__Task directions__
Go through the data and copy each line where the word "Nakhon" shows up.

__Data to examine__

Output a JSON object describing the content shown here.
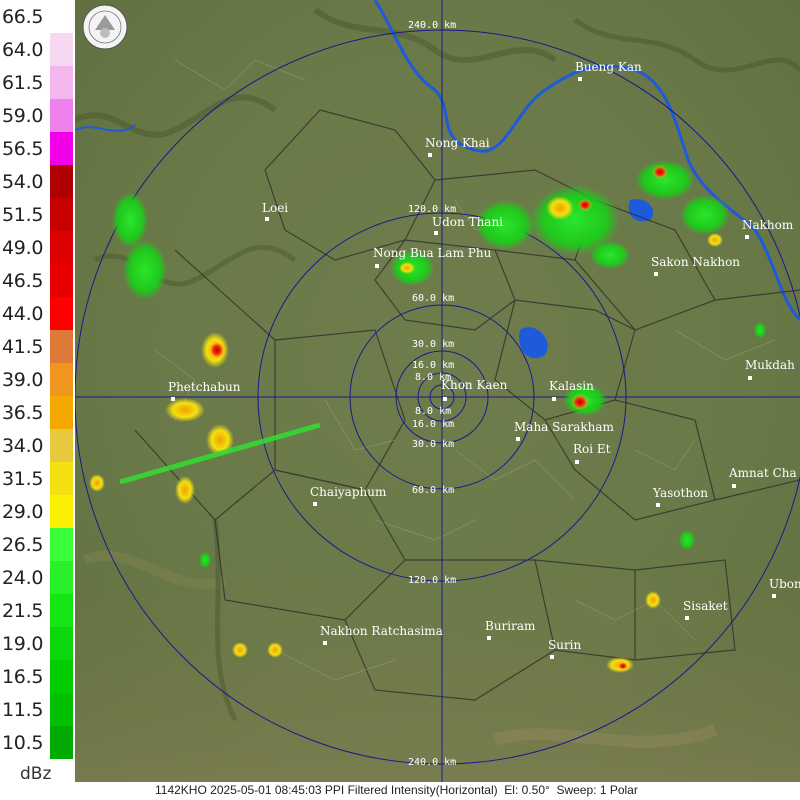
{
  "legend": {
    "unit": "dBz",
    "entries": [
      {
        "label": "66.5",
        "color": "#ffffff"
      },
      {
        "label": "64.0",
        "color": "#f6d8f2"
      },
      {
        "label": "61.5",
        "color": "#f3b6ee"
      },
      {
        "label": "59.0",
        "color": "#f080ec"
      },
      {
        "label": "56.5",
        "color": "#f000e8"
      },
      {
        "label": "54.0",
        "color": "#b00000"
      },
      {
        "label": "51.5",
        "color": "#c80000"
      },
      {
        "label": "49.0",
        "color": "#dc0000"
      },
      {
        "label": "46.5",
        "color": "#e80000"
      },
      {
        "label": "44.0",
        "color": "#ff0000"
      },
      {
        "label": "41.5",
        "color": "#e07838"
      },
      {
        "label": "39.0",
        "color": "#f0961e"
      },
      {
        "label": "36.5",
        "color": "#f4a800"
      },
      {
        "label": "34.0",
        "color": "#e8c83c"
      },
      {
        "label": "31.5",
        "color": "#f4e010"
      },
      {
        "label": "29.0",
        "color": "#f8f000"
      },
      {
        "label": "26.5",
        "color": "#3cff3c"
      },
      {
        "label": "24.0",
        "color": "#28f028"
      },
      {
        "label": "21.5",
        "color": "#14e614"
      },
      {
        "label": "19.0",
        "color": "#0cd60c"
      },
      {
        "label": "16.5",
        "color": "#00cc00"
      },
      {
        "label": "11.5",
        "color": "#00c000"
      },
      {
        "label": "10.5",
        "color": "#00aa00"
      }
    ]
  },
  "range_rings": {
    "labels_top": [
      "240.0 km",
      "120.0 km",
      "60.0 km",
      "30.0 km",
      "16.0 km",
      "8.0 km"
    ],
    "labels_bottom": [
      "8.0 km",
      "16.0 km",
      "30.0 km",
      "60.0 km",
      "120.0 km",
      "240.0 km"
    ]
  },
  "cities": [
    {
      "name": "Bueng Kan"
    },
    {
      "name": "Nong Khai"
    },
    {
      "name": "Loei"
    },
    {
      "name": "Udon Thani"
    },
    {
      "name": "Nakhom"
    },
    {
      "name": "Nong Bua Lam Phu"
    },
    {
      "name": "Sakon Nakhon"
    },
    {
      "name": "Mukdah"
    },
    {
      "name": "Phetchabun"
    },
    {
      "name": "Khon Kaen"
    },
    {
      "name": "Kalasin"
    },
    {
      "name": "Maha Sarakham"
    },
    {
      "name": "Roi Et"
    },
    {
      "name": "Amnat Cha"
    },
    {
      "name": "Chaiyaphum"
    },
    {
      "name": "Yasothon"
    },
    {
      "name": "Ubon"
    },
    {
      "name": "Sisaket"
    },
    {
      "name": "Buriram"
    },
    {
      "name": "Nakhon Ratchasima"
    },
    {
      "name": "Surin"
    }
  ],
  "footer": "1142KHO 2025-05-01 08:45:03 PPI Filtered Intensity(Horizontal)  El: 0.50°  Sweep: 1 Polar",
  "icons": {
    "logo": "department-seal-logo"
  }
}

__Solution for this problem__
      "name": "Sakon Nakhon"
      "name": "Nakhon Ratchasima"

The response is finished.